**Your task:** Write out all of the data again, exactly as it reads.

·····

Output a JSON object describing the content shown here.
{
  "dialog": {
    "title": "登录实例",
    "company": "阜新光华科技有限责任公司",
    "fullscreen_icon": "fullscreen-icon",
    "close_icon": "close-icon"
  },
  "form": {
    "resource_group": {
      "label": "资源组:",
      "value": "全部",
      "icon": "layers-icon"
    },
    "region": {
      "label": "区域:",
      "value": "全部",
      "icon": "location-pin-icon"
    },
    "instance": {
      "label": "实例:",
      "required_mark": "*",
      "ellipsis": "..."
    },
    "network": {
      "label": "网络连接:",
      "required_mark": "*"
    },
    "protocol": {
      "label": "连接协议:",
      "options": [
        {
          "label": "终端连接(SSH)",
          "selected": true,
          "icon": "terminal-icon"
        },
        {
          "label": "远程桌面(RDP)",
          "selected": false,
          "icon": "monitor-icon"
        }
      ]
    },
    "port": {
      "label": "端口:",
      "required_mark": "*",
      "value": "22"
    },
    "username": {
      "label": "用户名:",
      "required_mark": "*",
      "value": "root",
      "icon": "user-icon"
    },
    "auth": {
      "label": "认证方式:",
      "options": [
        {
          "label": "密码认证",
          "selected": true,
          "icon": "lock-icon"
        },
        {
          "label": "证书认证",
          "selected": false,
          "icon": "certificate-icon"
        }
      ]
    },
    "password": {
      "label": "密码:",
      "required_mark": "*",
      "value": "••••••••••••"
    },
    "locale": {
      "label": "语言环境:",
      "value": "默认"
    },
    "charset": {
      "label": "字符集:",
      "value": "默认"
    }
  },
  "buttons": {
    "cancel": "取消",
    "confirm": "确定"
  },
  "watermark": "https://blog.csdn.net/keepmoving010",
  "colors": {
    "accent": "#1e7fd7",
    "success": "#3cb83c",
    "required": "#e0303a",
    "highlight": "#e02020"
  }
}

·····

**Written answer:**
Output a JSON object describing the content shown here.
{
  "dialog": {
    "title": "登录实例",
    "company": "阜新光华科技有限责任公司",
    "fullscreen_icon": "fullscreen-icon",
    "close_icon": "close-icon"
  },
  "form": {
    "resource_group": {
      "label": "资源组:",
      "value": "全部",
      "icon": "layers-icon"
    },
    "region": {
      "label": "区域:",
      "value": "全部",
      "icon": "location-pin-icon"
    },
    "instance": {
      "label": "实例:",
      "required_mark": "*",
      "ellipsis": "..."
    },
    "network": {
      "label": "网络连接:",
      "required_mark": "*"
    },
    "protocol": {
      "label": "连接协议:",
      "options": [
        {
          "label": "终端连接(SSH)",
          "selected": true,
          "icon": "terminal-icon"
        },
        {
          "label": "远程桌面(RDP)",
          "selected": false,
          "icon": "monitor-icon"
        }
      ]
    },
    "port": {
      "label": "端口:",
      "required_mark": "*",
      "value": "22"
    },
    "username": {
      "label": "用户名:",
      "required_mark": "*",
      "value": "root",
      "icon": "user-icon"
    },
    "auth": {
      "label": "认证方式:",
      "options": [
        {
          "label": "密码认证",
          "selected": true,
          "icon": "lock-icon"
        },
        {
          "label": "证书认证",
          "selected": false,
          "icon": "certificate-icon"
        }
      ]
    },
    "password": {
      "label": "密码:",
      "required_mark": "*",
      "value": "••••••••••••"
    },
    "locale": {
      "label": "语言环境:",
      "value": "默认"
    },
    "charset": {
      "label": "字符集:",
      "value": "默认"
    }
  },
  "buttons": {
    "cancel": "取消",
    "confirm": "确定"
  },
  "watermark": "https://blog.csdn.net/keepmoving010",
  "colors": {
    "accent": "#1e7fd7",
    "success": "#3cb83c",
    "required": "#e0303a",
    "highlight": "#e02020"
  }
}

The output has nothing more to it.